The city of Boston can treat parking spaces in condominiums that are rented out or sold in the city like any other parcel of real estate and can collect property taxes from their owners, the Massachusetts Appeals Court ruled Monday.
Boston has been taxing parking spaces as a separate piece of property since 2002 and had applied that same thinking to 13 of the 19 parking spaces owned by Michael Rauseo at a high end condo on Broad Street in downtown Boston, according to court records.
Rauseo challenged the practice before the state Appellate Tax Board, arguing that the city should be satisfied with the money it collects by taxing the common areas of a condominium. A second payment was unjustified.
But the board and a unanimous three-judge panel on the Appeals Court sided with the city. Since the parking spaces are not linked to a condo itself and they can be sold or rented out, they are separate.

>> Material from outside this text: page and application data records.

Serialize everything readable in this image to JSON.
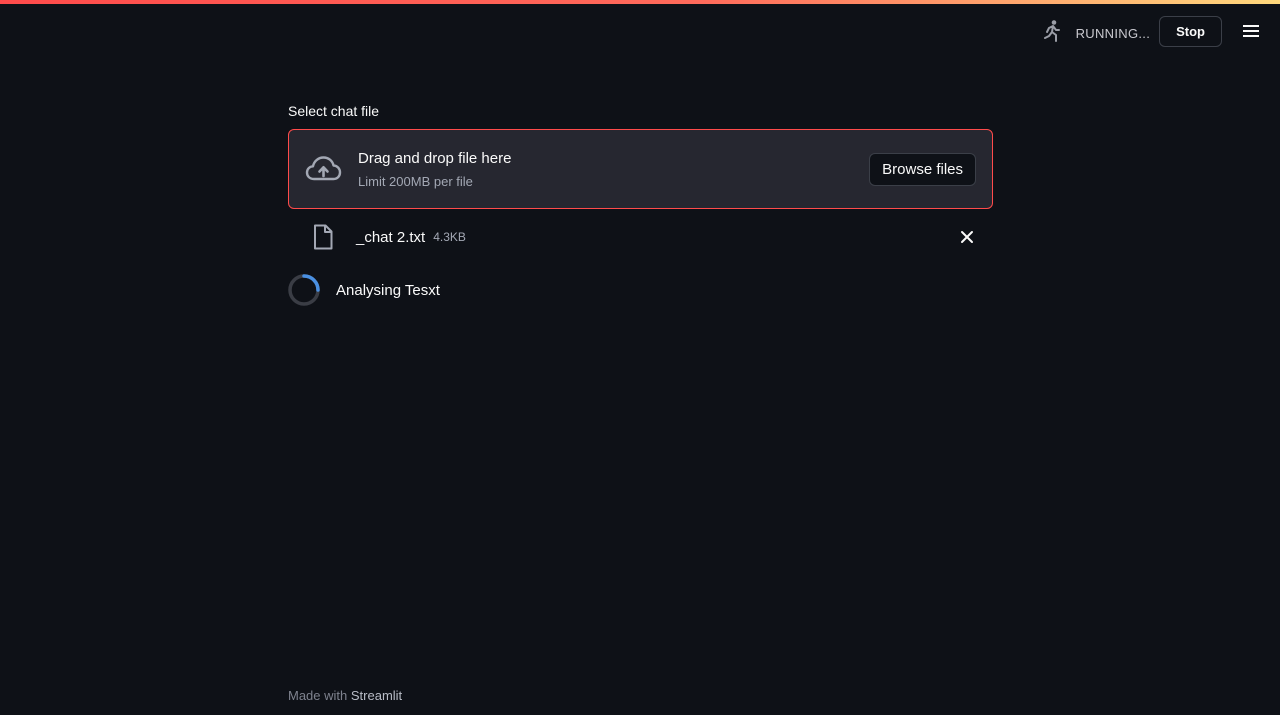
{
  "header": {
    "status_label": "RUNNING...",
    "stop_label": "Stop",
    "status_icon": "running-man-icon",
    "menu_icon": "hamburger-menu-icon"
  },
  "uploader": {
    "label": "Select chat file",
    "drop_title": "Drag and drop file here",
    "drop_limit": "Limit 200MB per file",
    "browse_label": "Browse files",
    "upload_icon": "cloud-upload-icon"
  },
  "uploaded_file": {
    "name": "_chat 2.txt",
    "size": "4.3KB",
    "icon": "file-icon",
    "remove_icon": "close-icon"
  },
  "spinner": {
    "text": "Analysing Tesxt"
  },
  "footer": {
    "prefix": "Made with",
    "brand": "Streamlit"
  },
  "colors": {
    "background": "#0e1117",
    "surface": "#262730",
    "accent": "#ff4b4b",
    "spinner_blue": "#4a90e2"
  }
}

Where “the parking easements are physically located is a part of the limited common areas of the condominium, the easements themselves were reserved by [Rauseo] ...and are not (and never were) part of the condominium common areas,” Chief Justice Mark V. Green wrote.
According to city records, Rauseo’s parking spaces are assessed at $71,000 each and the tax bill is $372.04 per space.